:: What is expected ::
Lines with the word "ArticleMapper" are the ones wanted. Copy each of them from the entries below.

:: Supplied data ::
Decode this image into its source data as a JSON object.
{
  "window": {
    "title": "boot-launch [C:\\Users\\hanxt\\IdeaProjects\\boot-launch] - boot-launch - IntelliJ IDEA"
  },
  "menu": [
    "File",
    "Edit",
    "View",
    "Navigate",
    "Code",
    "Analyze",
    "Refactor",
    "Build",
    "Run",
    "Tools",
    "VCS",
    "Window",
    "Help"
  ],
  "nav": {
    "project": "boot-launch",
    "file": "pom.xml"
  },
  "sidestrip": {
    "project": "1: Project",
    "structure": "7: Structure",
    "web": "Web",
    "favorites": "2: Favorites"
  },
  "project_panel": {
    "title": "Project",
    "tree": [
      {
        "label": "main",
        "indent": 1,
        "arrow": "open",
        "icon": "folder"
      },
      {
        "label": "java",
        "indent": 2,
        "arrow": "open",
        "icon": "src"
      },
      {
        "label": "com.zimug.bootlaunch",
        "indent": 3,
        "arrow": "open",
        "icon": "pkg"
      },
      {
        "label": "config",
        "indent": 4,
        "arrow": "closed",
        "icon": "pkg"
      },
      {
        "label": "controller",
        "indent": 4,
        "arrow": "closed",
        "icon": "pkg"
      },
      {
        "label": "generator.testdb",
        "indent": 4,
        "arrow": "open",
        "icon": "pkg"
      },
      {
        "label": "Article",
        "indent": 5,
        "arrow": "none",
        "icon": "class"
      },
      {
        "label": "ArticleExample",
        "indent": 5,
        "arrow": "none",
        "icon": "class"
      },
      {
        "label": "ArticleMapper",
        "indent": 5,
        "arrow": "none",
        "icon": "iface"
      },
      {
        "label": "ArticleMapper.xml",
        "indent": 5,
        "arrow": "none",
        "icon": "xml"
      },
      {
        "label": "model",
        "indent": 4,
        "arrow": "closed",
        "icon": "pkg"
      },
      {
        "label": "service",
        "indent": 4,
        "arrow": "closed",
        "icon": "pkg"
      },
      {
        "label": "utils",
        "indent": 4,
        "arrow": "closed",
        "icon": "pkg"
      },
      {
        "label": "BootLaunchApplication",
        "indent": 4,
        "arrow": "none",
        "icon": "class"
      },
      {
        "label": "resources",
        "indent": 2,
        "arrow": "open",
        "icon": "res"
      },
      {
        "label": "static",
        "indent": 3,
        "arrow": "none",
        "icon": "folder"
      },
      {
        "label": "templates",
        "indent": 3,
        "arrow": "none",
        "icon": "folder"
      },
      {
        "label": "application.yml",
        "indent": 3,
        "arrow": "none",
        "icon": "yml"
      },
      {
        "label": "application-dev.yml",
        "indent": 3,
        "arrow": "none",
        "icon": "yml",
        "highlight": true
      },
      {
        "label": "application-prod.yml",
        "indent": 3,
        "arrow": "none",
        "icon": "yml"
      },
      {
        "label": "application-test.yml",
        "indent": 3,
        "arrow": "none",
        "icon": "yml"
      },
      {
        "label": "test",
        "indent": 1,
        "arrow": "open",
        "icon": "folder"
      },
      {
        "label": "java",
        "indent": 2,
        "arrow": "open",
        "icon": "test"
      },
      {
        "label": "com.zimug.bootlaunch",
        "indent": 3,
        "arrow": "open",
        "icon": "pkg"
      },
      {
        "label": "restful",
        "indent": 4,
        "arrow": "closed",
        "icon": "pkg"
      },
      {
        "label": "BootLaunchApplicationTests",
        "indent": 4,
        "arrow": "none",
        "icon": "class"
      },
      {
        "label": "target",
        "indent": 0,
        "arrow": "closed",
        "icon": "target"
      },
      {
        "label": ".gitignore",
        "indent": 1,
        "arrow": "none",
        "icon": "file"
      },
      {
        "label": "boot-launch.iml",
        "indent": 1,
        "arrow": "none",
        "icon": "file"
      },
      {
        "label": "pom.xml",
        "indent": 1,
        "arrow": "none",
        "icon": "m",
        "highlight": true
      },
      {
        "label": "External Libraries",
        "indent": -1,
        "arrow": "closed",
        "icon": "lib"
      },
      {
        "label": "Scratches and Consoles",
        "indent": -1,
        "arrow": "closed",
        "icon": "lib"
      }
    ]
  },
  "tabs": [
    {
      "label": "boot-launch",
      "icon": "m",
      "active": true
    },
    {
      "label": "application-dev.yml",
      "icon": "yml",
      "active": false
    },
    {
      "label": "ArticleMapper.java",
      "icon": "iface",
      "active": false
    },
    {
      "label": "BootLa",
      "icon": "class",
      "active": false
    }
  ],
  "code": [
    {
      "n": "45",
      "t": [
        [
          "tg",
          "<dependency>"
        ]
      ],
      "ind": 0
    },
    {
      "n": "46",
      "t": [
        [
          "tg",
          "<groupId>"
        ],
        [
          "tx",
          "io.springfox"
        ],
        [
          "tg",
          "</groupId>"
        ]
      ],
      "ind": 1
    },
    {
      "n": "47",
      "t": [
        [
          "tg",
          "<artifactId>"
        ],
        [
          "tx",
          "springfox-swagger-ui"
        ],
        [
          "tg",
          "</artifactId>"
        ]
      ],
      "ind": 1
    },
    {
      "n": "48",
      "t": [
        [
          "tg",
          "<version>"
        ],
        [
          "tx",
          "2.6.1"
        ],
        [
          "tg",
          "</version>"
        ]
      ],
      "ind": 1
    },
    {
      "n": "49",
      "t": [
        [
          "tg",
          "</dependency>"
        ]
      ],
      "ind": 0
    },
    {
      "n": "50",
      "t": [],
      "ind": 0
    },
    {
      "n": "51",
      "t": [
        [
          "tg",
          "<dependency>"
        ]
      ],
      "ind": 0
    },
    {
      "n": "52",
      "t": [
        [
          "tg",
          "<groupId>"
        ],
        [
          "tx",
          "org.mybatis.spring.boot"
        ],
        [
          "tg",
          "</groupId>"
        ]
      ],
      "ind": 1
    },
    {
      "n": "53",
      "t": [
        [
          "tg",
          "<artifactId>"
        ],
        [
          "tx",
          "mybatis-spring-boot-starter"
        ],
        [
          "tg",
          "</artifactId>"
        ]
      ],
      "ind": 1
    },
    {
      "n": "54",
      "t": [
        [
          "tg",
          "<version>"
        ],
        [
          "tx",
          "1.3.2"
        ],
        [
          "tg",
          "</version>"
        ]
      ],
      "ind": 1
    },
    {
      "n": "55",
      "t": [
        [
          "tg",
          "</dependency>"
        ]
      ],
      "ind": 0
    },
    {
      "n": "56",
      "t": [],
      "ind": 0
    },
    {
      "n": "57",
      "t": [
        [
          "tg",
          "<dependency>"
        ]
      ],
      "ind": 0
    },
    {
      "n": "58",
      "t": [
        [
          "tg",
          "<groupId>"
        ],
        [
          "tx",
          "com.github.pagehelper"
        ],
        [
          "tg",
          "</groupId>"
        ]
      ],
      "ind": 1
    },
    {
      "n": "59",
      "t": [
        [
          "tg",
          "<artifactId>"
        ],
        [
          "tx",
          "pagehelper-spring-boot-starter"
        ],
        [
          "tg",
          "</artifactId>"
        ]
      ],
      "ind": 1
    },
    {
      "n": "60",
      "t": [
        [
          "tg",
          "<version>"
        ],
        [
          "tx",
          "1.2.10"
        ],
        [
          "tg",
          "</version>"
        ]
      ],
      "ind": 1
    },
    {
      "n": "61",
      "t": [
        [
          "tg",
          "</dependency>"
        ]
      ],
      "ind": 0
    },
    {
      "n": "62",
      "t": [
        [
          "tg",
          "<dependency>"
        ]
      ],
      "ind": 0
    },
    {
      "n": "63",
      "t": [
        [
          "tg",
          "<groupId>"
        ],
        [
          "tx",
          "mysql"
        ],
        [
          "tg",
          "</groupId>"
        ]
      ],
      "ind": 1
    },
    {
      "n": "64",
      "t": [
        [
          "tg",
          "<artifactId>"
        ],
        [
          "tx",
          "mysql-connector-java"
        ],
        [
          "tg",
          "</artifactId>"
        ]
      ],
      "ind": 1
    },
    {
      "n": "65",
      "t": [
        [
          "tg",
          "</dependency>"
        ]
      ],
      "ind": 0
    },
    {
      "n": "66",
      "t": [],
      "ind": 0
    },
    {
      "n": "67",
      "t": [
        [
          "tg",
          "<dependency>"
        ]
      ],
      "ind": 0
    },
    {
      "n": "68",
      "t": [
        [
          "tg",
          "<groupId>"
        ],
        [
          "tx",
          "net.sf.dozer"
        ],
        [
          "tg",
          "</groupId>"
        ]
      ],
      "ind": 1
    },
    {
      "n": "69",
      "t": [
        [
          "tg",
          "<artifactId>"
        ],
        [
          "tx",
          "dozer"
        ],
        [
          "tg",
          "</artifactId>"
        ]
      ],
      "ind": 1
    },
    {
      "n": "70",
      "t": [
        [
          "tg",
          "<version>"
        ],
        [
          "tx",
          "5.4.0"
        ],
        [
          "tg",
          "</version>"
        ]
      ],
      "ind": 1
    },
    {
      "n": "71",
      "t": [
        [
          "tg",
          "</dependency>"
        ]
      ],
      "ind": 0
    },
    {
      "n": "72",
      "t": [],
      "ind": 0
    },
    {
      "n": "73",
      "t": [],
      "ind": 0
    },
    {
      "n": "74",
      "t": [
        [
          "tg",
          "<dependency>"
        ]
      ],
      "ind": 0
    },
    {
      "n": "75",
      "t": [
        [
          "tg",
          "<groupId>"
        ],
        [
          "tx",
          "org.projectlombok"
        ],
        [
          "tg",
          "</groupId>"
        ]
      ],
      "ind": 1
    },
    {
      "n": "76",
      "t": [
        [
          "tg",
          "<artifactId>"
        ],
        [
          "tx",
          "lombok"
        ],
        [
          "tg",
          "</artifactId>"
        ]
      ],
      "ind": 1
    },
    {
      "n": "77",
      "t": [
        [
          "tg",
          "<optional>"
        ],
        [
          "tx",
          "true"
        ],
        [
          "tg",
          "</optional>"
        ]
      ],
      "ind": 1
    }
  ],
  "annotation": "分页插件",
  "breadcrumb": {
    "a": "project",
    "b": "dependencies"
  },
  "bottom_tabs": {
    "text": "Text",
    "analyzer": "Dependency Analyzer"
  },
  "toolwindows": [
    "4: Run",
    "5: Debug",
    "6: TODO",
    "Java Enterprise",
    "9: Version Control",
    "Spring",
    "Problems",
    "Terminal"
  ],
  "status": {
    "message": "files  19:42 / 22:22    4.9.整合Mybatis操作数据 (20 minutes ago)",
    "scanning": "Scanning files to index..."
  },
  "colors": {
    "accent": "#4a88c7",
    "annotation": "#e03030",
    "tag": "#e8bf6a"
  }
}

:: Exercise response ::
        "label": "ArticleMapper",
        "label": "ArticleMapper.xml",
      "label": "ArticleMapper.java",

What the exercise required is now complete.